**Data for this task**.
──────

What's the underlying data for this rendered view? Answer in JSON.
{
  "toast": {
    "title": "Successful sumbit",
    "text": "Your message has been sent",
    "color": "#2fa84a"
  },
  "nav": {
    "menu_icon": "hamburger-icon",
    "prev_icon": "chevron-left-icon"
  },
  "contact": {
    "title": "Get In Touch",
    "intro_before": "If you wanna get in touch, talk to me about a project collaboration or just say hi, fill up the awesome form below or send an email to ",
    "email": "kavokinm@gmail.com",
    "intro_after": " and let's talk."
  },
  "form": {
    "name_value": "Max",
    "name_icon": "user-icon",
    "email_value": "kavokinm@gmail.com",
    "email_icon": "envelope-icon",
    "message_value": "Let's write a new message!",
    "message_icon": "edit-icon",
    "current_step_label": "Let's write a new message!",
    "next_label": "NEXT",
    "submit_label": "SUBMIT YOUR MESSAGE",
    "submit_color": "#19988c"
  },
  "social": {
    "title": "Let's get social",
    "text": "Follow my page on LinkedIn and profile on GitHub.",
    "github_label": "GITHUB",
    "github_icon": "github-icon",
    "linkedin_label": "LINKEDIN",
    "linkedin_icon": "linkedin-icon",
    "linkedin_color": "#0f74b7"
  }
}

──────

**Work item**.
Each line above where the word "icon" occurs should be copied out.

**Solution**.
    "menu_icon": "hamburger-icon",
    "prev_icon": "chevron-left-icon"
    "name_icon": "user-icon",
    "email_icon": "envelope-icon",
    "message_icon": "edit-icon",
    "github_icon": "github-icon",
    "linkedin_icon": "linkedin-icon",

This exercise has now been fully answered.